Sunday, June 13, 2010
Terminology of Concussion Diagnoses
Researchers at McMaster University heard so many parents say the words "My Child Doesn't Have a Brain Injury, he just has a concussion," that they made it the title of a study they recently conducted. Found in the February, 2010 edition of the journal Pediatrics, the study revealed that children whose parents were told their son/daughter suffered a "concussion" spent less time in the hospital than those whose son/daughter were said to have suffered a "brain injury." The same children who suffered a concussion also went back to school sooner than those children who were diagnosed with traumatic brain injury (TBI).
Carol DeMatteo, the study's lead author and an occupational therapist at McMaster had the following to say: "Why don't we call it a brain injury? After all, that's what it is. We're finding that the term concussion is taken pretty lightly. Maybe we need to call it something different to make them take it seriously."

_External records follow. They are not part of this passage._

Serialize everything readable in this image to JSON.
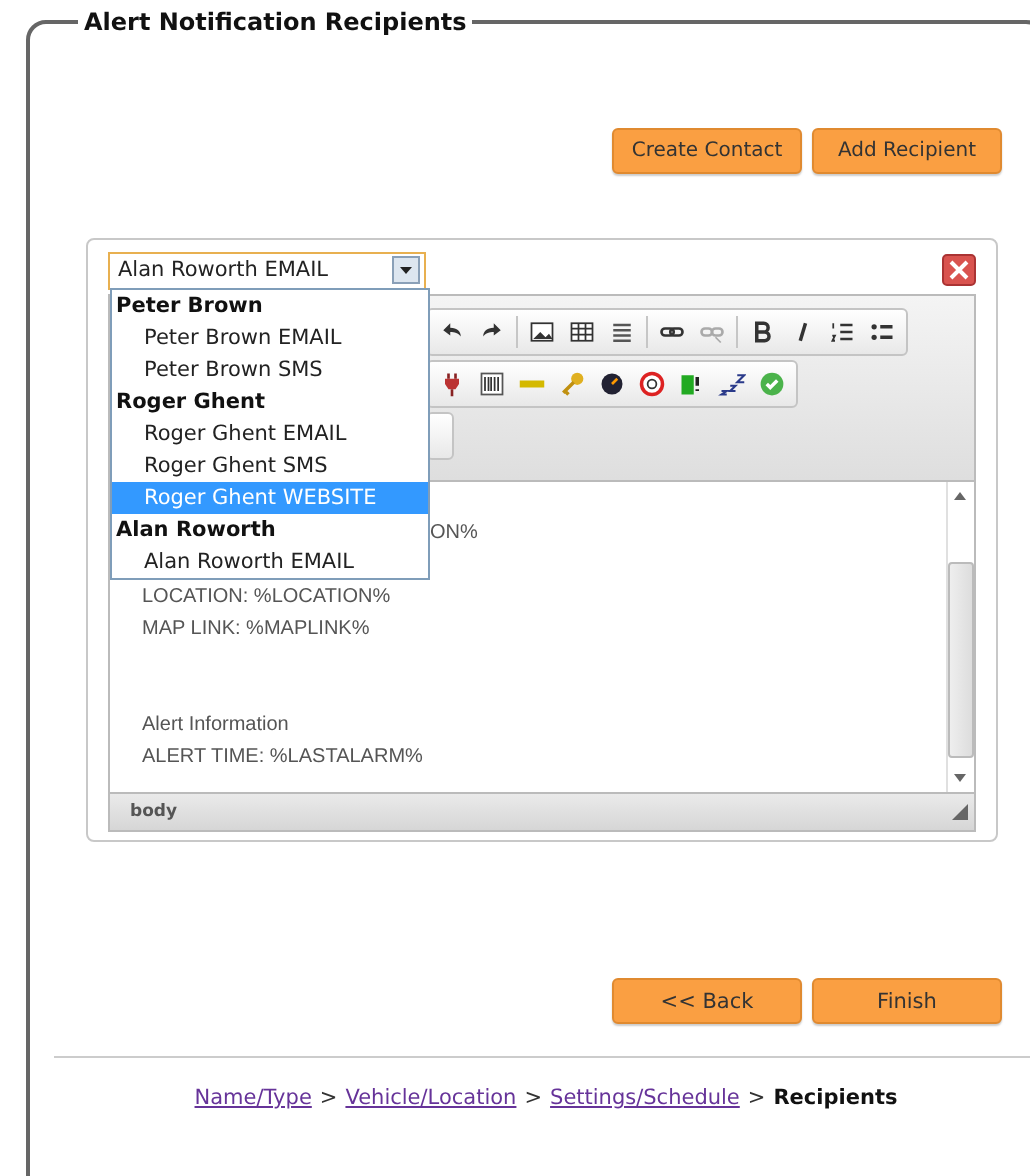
{
  "legend": "Alert Notification Recipients",
  "top_buttons": [
    "Create Contact",
    "Add Recipient"
  ],
  "recipient_select": {
    "value": "Alan Roworth EMAIL",
    "open": true
  },
  "dropdown_options": [
    {
      "kind": "group",
      "label": "Peter Brown",
      "selected": false
    },
    {
      "kind": "option",
      "label": "Peter Brown EMAIL",
      "selected": false
    },
    {
      "kind": "option",
      "label": "Peter Brown SMS",
      "selected": false
    },
    {
      "kind": "group",
      "label": "Roger Ghent",
      "selected": false
    },
    {
      "kind": "option",
      "label": "Roger Ghent EMAIL",
      "selected": false
    },
    {
      "kind": "option",
      "label": "Roger Ghent SMS",
      "selected": false
    },
    {
      "kind": "option",
      "label": "Roger Ghent WEBSITE",
      "selected": true
    },
    {
      "kind": "group",
      "label": "Alan Roworth",
      "selected": false
    },
    {
      "kind": "option",
      "label": "Alan Roworth EMAIL",
      "selected": false
    }
  ],
  "editor": {
    "content_lines": [
      {
        "kind": "tail",
        "text": "ON%"
      },
      {
        "kind": "blank"
      },
      {
        "kind": "text",
        "text": "LOCATION: %LOCATION%"
      },
      {
        "kind": "text",
        "text": "MAP LINK: %MAPLINK%"
      },
      {
        "kind": "blank"
      },
      {
        "kind": "blank"
      },
      {
        "kind": "text",
        "text": "Alert Information"
      },
      {
        "kind": "text",
        "text": "ALERT TIME: %LASTALARM%"
      }
    ],
    "status_path": "body"
  },
  "nav_buttons": [
    "<< Back",
    "Finish"
  ],
  "breadcrumb_separator": ">",
  "breadcrumb": [
    {
      "label": "Name/Type",
      "current": false
    },
    {
      "label": "Vehicle/Location",
      "current": false
    },
    {
      "label": "Settings/Schedule",
      "current": false
    },
    {
      "label": "Recipients",
      "current": true
    }
  ]
}
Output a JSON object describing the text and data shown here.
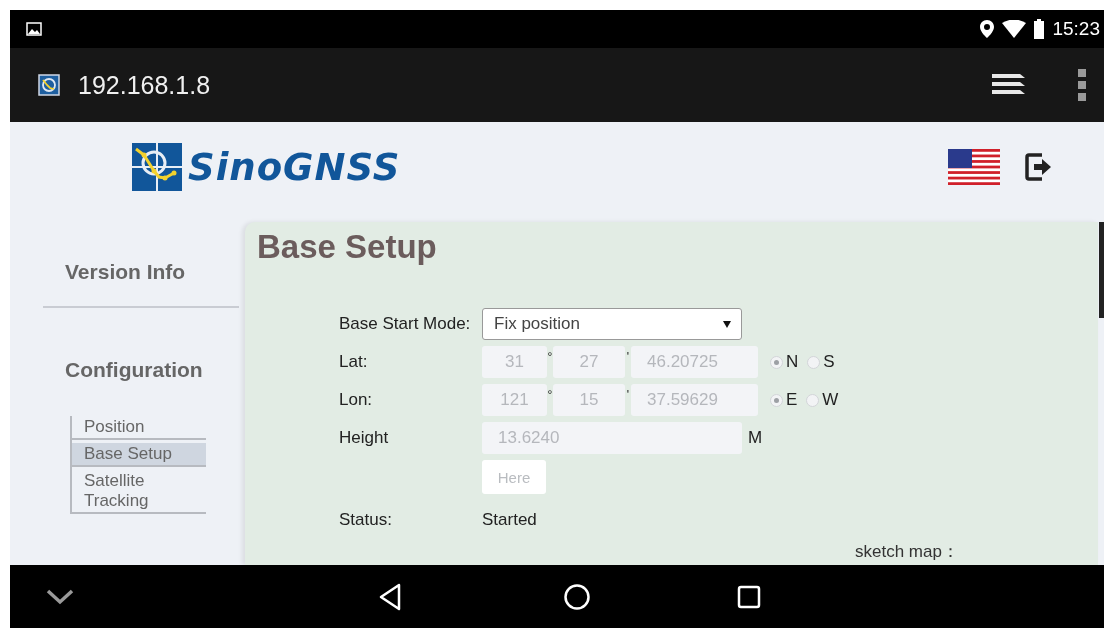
{
  "status_bar": {
    "time": "15:23"
  },
  "address_bar": {
    "url": "192.168.1.8"
  },
  "header": {
    "logo_text": "SinoGNSS"
  },
  "sidebar": {
    "sections": [
      {
        "label": "Version Info"
      },
      {
        "label": "Configuration",
        "children": [
          {
            "label": "Position",
            "selected": false
          },
          {
            "label": "Base Setup",
            "selected": true
          },
          {
            "label": "Satellite Tracking",
            "selected": false
          }
        ]
      }
    ]
  },
  "form": {
    "title": "Base Setup",
    "base_start_mode": {
      "label": "Base Start Mode:",
      "value": "Fix position"
    },
    "coordinates": [
      {
        "label": "Lat:",
        "degrees": "31",
        "degree_mark": "°",
        "minutes": "27",
        "minute_mark": "'",
        "seconds": "46.20725",
        "options": [
          {
            "label": "N",
            "selected": true
          },
          {
            "label": "S",
            "selected": false
          }
        ]
      },
      {
        "label": "Lon:",
        "degrees": "121",
        "degree_mark": "°",
        "minutes": "15",
        "minute_mark": "'",
        "seconds": "37.59629",
        "options": [
          {
            "label": "E",
            "selected": true
          },
          {
            "label": "W",
            "selected": false
          }
        ]
      }
    ],
    "height": {
      "label": "Height",
      "value": "13.6240",
      "unit": "M"
    },
    "here_button": {
      "label": "Here",
      "disabled": true
    },
    "status": {
      "label": "Status:",
      "value": "Started"
    },
    "sketch_map_label": "sketch map："
  }
}
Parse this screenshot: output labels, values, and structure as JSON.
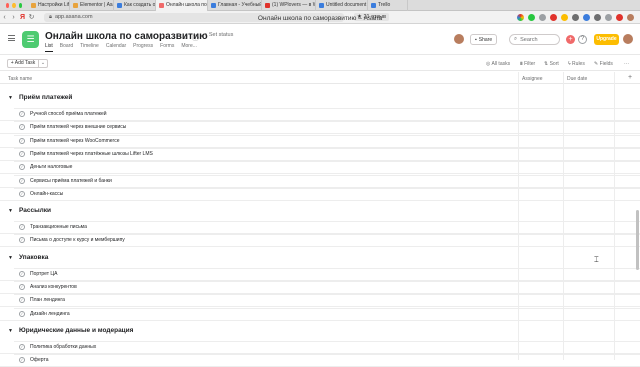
{
  "browser": {
    "tabs": [
      {
        "label": "Настройки LifterLMS",
        "color": "#e8a33d"
      },
      {
        "label": "Elementor | Asaf",
        "color": "#e8a33d"
      },
      {
        "label": "Как создать онлайн-ш",
        "color": "#3b7ddd"
      },
      {
        "label": "Онлайн школа по само",
        "color": "#f06a6a",
        "active": true
      },
      {
        "label": "Главная - Учебный ц...",
        "color": "#3b7ddd"
      },
      {
        "label": "(1) WPlovers — в Word",
        "color": "#e0322b"
      },
      {
        "label": "Untitled document - Go",
        "color": "#3b7ddd"
      },
      {
        "label": "Trello",
        "color": "#3b7ddd"
      }
    ],
    "url": "app.asana.com",
    "yandex_logo": "Я",
    "rating": "★ 21 отзыв"
  },
  "window_title": "Онлайн школа по саморазвитию – Asana",
  "header": {
    "project_name": "Онлайн школа по саморазвитию",
    "set_status": "Set status",
    "nav_tabs": [
      "List",
      "Board",
      "Timeline",
      "Calendar",
      "Progress",
      "Forms",
      "More..."
    ],
    "share_label": "Share",
    "search_label": "Search",
    "upgrade_label": "Upgrade",
    "help_label": "?",
    "plus_label": "+"
  },
  "toolbar": {
    "add_task": "+ Add Task",
    "all_tasks": "All tasks",
    "filter": "Filter",
    "sort": "Sort",
    "rules": "Rules",
    "fields": "Fields"
  },
  "columns": {
    "task_name": "Task name",
    "assignee": "Assignee",
    "due_date": "Due date"
  },
  "sections": [
    {
      "name": "Приём платежей",
      "tasks": [
        "Ручной способ приёма платежей",
        "Приём платежей через внешние сервисы",
        "Приём платежей через WooCommerce",
        "Приём платежей через платёжные шлюзы Lifter LMS",
        "Деньги налоговые",
        "Сервисы приёма платежей и банки",
        "Онлайн-кассы"
      ]
    },
    {
      "name": "Рассылки",
      "tasks": [
        "Транзакционные письма",
        "Письма о доступе к курсу и мембершипу"
      ]
    },
    {
      "name": "Упаковка",
      "tasks": [
        "Портрет ЦА",
        "Анализ конкурентов",
        "План лендинга",
        "Дизайн лендинга"
      ]
    },
    {
      "name": "Юридические данные и модерация",
      "tasks": [
        "Политика обработки данных",
        "Оферта"
      ]
    }
  ]
}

With the recent increase in focus in pro sports with concussions, I think the long-term terminology used may alter. As the study's author stated- and I agree- we may need to change how we label the injury to raise awareness and potentially increase/improve recovery time.